All round the Wrekin 2003
Normally on my trips to the UK for committee meetings, I spend the Sunday getting to know Birmingham better, but this time, Sunday 6 April, I was lucky to be able to join the West Midlands Branch for a lecture and field trip, which took me to the Welsh Borders to an area I had never visited before – the Wrekin.
At 8.00 am, Chris Gleeson, area BO, and myself were on our way to a community centre near the trip venue. By 10.30 am the room was bustling with people drinking coffee and chatting and checking out maps or looking at rocks. Our leader for the day, Liz Etheridge, an expert on the Wrekin, gave a very informative lecture on its history.
The Wrekin is home to the oldest rocks in Shropshire, 667 Ma old schists and gneisses. There are layers of volcanic ash and lavas, mostly rhyolite from explosive eruptions. Since the initial igneous activity, the area has been extensively folded and faulted. The main igneous rocks to be found are: rhyolite – crystalline and either pink or deep purple; tuff – fine-grained ash deposits with flinty fractures and dark in colour; dolerite in dykes, sometimes rust coloured from weathering.
At the time of formation, south and central England was 60°S of the equator and moving northwards. The environment changed from subduction to continental plate volcanics, and ca 540 Ma ago, micro-continental collision caused folding and faulting and the emplacement of igneous intrusions.
In the Cambrian, eustatic sea-level rise resulted in erosion and deposits of beach conglomerates, and ripple-marked sandstones can be found. As the sea deepened, finer material was deposited, forming dark green sandstone containing glauconite. Low energy deposition in the Ordovician resulted in shales rich in graptolite fossils. The end of the Ordovician saw the start of the closure of Iapetus and tectonic activity during which comptonite sills were emplaced. The Silurian and the closure of Iapetus found Shropshire in a tropical zone. At the foot of the Wrekin a classic marine cross-section can be seen. The shallow marine environment left beds full of Pentamerus oblongus, a small brachiopod, the fossils of which look like arrow heads.

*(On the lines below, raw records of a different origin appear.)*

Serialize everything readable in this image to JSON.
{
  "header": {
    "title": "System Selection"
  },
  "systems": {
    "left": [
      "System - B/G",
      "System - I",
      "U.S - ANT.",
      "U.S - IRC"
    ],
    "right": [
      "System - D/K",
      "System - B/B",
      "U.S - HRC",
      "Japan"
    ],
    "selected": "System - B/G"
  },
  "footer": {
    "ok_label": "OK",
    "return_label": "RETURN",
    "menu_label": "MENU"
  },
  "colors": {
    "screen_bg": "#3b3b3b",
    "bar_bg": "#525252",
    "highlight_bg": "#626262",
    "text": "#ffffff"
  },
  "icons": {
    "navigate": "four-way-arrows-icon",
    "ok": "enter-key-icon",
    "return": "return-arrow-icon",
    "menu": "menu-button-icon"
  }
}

The Devonian is absent, but from the Carboniferous an unconformity can be found, resulting from erosion, and sandstone, limestone and coal measures, with some basaltic lava flows. During the Permian the area was at a latitude similar to the Sahara today and red sandstone was deposited. Dune bedding is present near Bridgenorth. Ice Ages left their mark with glaciers forming rounded hills above flat plains and a thick layer of rock flour. The presence of glaciers resulted in the course of the River Severn being diverted.

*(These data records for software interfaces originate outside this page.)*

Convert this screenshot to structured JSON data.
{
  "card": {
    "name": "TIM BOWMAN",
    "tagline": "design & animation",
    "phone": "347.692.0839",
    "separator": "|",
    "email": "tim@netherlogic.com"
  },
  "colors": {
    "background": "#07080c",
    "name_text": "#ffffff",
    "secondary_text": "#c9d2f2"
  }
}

After the lecture it was time for lunch, and not having been able to make my own sandwiches for the trip, I was left with no alternative than to seek out a pub for nourishment. This diversion into the local hostelries resulted in two of us visiting three pubs in the space of less than an hour, before we found somewhere serving snacks. I am told the local beer is worth a try!

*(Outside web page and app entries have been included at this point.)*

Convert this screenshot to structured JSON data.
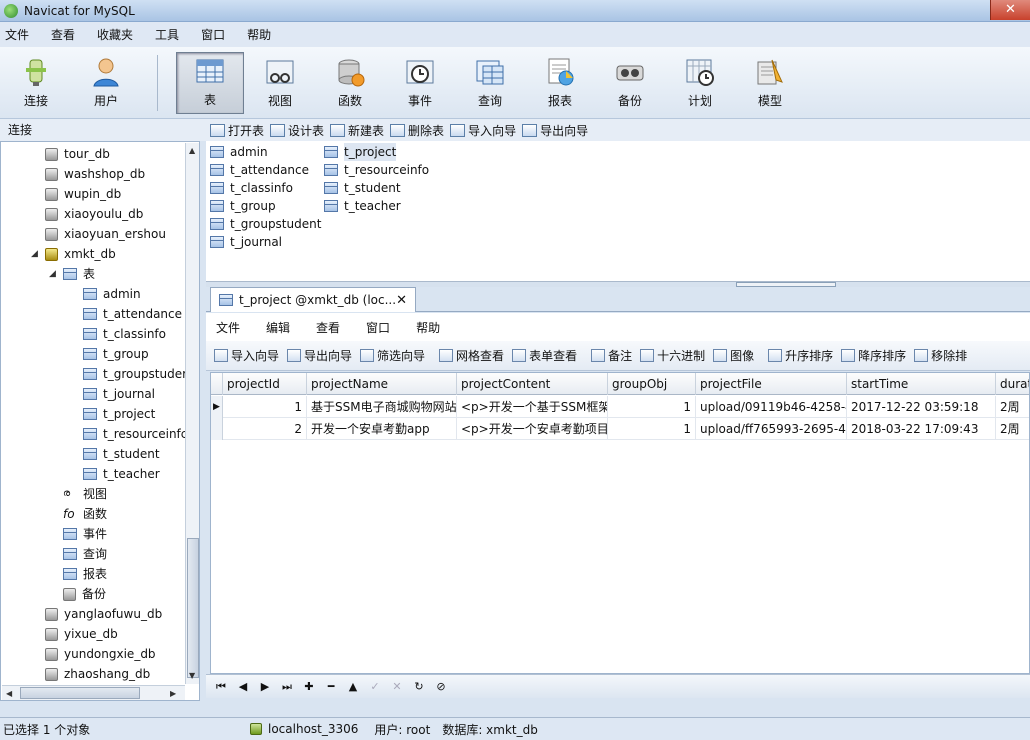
{
  "window": {
    "title": "Navicat for MySQL"
  },
  "menu": [
    "文件",
    "查看",
    "收藏夹",
    "工具",
    "窗口",
    "帮助"
  ],
  "toolbar": [
    {
      "label": "连接",
      "icon": "connection-icon"
    },
    {
      "label": "用户",
      "icon": "user-icon"
    },
    {
      "label": "表",
      "icon": "table-icon",
      "active": true
    },
    {
      "label": "视图",
      "icon": "view-icon"
    },
    {
      "label": "函数",
      "icon": "function-icon"
    },
    {
      "label": "事件",
      "icon": "event-icon"
    },
    {
      "label": "查询",
      "icon": "query-icon"
    },
    {
      "label": "报表",
      "icon": "report-icon"
    },
    {
      "label": "备份",
      "icon": "backup-icon"
    },
    {
      "label": "计划",
      "icon": "schedule-icon"
    },
    {
      "label": "模型",
      "icon": "model-icon"
    }
  ],
  "connection_header": "连接",
  "object_toolbar": [
    "打开表",
    "设计表",
    "新建表",
    "删除表",
    "导入向导",
    "导出向导"
  ],
  "tree": {
    "databases_above": [
      "tour_db",
      "washshop_db",
      "wupin_db",
      "xiaoyoulu_db",
      "xiaoyuan_ershou"
    ],
    "open_db": "xmkt_db",
    "tables_node": "表",
    "tables": [
      "admin",
      "t_attendance",
      "t_classinfo",
      "t_group",
      "t_groupstuder",
      "t_journal",
      "t_project",
      "t_resourceinfc",
      "t_student",
      "t_teacher"
    ],
    "other_nodes": [
      "视图",
      "函数",
      "事件",
      "查询",
      "报表",
      "备份"
    ],
    "databases_below": [
      "yanglaofuwu_db",
      "yixue_db",
      "yundongxie_db",
      "zhaoshang_db"
    ]
  },
  "object_list": {
    "col1": [
      "admin",
      "t_attendance",
      "t_classinfo",
      "t_group",
      "t_groupstudent",
      "t_journal"
    ],
    "col2": [
      "t_project",
      "t_resourceinfo",
      "t_student",
      "t_teacher"
    ],
    "selected": "t_project"
  },
  "tab": {
    "label": "t_project @xmkt_db (loc...",
    "close": "✕"
  },
  "inner_menu": [
    "文件",
    "编辑",
    "查看",
    "窗口",
    "帮助"
  ],
  "inner_toolbar": [
    "导入向导",
    "导出向导",
    "筛选向导",
    "网格查看",
    "表单查看",
    "备注",
    "十六进制",
    "图像",
    "升序排序",
    "降序排序",
    "移除排"
  ],
  "grid": {
    "columns": [
      "projectId",
      "projectName",
      "projectContent",
      "groupObj",
      "projectFile",
      "startTime",
      "durat"
    ],
    "rows": [
      [
        "1",
        "基于SSM电子商城购物网站",
        "<p>开发一个基于SSM框架",
        "1",
        "upload/09119b46-4258-4",
        "2017-12-22 03:59:18",
        "2周"
      ],
      [
        "2",
        "开发一个安卓考勤app",
        "<p>开发一个安卓考勤项目",
        "1",
        "upload/ff765993-2695-44",
        "2018-03-22 17:09:43",
        "2周"
      ]
    ]
  },
  "nav_buttons": [
    "first",
    "prev",
    "next",
    "last",
    "add",
    "delete",
    "up",
    "check",
    "cancel",
    "refresh",
    "stop"
  ],
  "status": {
    "left": "已选择 1 个对象",
    "connection": "localhost_3306",
    "user": "用户: root",
    "database": "数据库: xmkt_db"
  }
}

After lunch we drove to the Wrekin. My first impression was that of a green version of Ayer’s Rock, rising sharply from the plain. It did rise sharply, as knees and ankles will testify, and we slowly wound our way towards the top, stopping at interesting outcrops, eg. a dolerite dyke and a deposit of what is locally termed ‘quartzite’ but which is not metamorphic and can probably be best described as an arkose sandstone. On the way up it was pleasant to chat to the participants and exchange stories. I stopped a little below the actual summit and sat on a grassy mound admiring the view, together with Alan Bates, local newsletter editor. It was cloudy, but the sun broke through, revealing the patchwork of fields below and the hills in the distance. After the march back to the cars it was time for me to head for Birmingham airport and home, but my flight was late and I missed my connection, arriving in Bern, the last part of my journey in a chauffeur-driven Mercedes, courtesy of SWISS, around midnight. I may have been tired, but it was a thoroughly enjoyable trip with some great people and interesting geology. Thanks, West Midlands, for giving me a day to remember!